Figure 1. Returns per Bank of Zambia vs. Surplus interest charge by a typical commercial bank
The typical bank earns an extra 8% in interest by lending to the farmer rather than the government. This is why banks love the farmer. Most farming businesses hardly net profit margins of 8% on crops or livestock – real or nominal. So, whilst the banks may be a necessary and more willing lender than friends and family, the farmer should compute what he or she is paying to the bank in excess of what the government would pay. The illustrations below demonstrate that a 1%reduction in interest rates from 27% to 26% could save the farmer K5,800 in interest charges. Also remember that the banks will want to charge an arrangement fee of approximately 2.5% to 3% and there will usually be additional costs for insurance, legal and valuation fees that can easily add up an extra 6% in charges. Therefore the real cost of a loan can easily jump from 27% to 36%. The farmer must negotiate all these charges.
Figure 2. Seasonal loan@ 27% interest charge
Figure 3. Seasonal loan@ 26% interest charge
Figure 4. Key ratios that the farmer needs to monitor
Suggestions for alternative financing are trade or supplier credit and equity investment or debentures.

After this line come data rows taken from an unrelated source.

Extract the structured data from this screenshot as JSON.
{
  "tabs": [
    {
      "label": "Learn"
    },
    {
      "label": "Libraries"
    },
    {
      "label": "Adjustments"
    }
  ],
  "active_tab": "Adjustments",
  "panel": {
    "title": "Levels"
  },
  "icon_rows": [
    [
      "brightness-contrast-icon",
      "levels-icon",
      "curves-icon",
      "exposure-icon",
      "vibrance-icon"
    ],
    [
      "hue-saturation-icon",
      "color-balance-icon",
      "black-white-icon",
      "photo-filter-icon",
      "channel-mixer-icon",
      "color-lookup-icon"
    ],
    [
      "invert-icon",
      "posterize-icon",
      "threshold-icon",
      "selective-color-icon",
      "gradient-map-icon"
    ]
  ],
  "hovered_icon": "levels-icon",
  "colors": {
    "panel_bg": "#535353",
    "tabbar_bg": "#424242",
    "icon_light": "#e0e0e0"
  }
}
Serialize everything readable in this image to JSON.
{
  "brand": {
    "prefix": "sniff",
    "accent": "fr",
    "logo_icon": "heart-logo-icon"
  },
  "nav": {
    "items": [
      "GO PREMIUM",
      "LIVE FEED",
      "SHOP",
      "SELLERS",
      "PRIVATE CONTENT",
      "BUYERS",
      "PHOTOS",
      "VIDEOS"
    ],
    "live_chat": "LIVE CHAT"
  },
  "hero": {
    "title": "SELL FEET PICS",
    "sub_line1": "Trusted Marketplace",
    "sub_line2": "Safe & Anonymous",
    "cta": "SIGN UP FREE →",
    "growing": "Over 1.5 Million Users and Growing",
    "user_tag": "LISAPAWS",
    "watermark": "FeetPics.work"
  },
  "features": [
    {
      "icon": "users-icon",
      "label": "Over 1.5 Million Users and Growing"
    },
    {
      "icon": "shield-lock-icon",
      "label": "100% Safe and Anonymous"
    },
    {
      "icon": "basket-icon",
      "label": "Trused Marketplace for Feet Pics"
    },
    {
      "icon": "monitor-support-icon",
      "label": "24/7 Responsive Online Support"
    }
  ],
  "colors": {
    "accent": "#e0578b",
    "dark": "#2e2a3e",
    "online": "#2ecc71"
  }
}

Though limited, supplier credit is usually the least expensive since it is built on prior relationships and trust. For example, ABACUS360 needed a printer for additional work arising from a specific assignment requiring tremendous volumes of print. Our printers at the time were completely inadequate and would have cost substantial Kwachas in ink. We approached our supplier of printing machines and products and explained our predicament. A handshake, exchange of post-dated cheques and we had a brand-new state of the art printer at less than what a bank loan or lease would have cost. The farmers should leverage relationships by treating suppliers as integral partners in their business. This may mean mending broken relationships and making some concessions for the long-term. Cutting the middleman saves costs.
Most farm businesses are sole proprietors and as such seem to only raise money from family. Restructuring the business from a sole proprietorship to a limited company can bring possibilities of raising money from third-parties that have confidence in the business. This alternative financing could be in the form of debentures or shares with differing characteristics. It is very important that the farmer structures financial needs with the perspective of how long it will take to reach profitability. Profitability for a farming business can easily take 10 years. One of our commercial farm clients only achieved profitability in the second generation. Bank loans poorly managed will strain profitability and may even erode the value of the business.
Planning company finances requires investing time in determining acreage, yields, money coming in and out of the business, etc. Financial planning is critical and a farmer will achieve success sooner if he/she does this as part of operations at least annually. Financial planning will create a culture of financial discipline that is pertinent for a low-cost volume business that sells commodities. Failure to plan what the best cash inflows and outflows are will result in long-term failure and a low value business that nobody wants to buy should the farmer want to sell. The annual financial statements that farmers demand from their accountants for tax filing are less important than the financial planning required for the business.
The farmer’s financial forecasts should contain a projection of cashflows for at least one year, a budgeted balance sheet and profit and loss account. These numbers must be reviewed at least quarterly with discussions and explanations for material variances and corrective action. If you can’t measure it, you can’t manage it!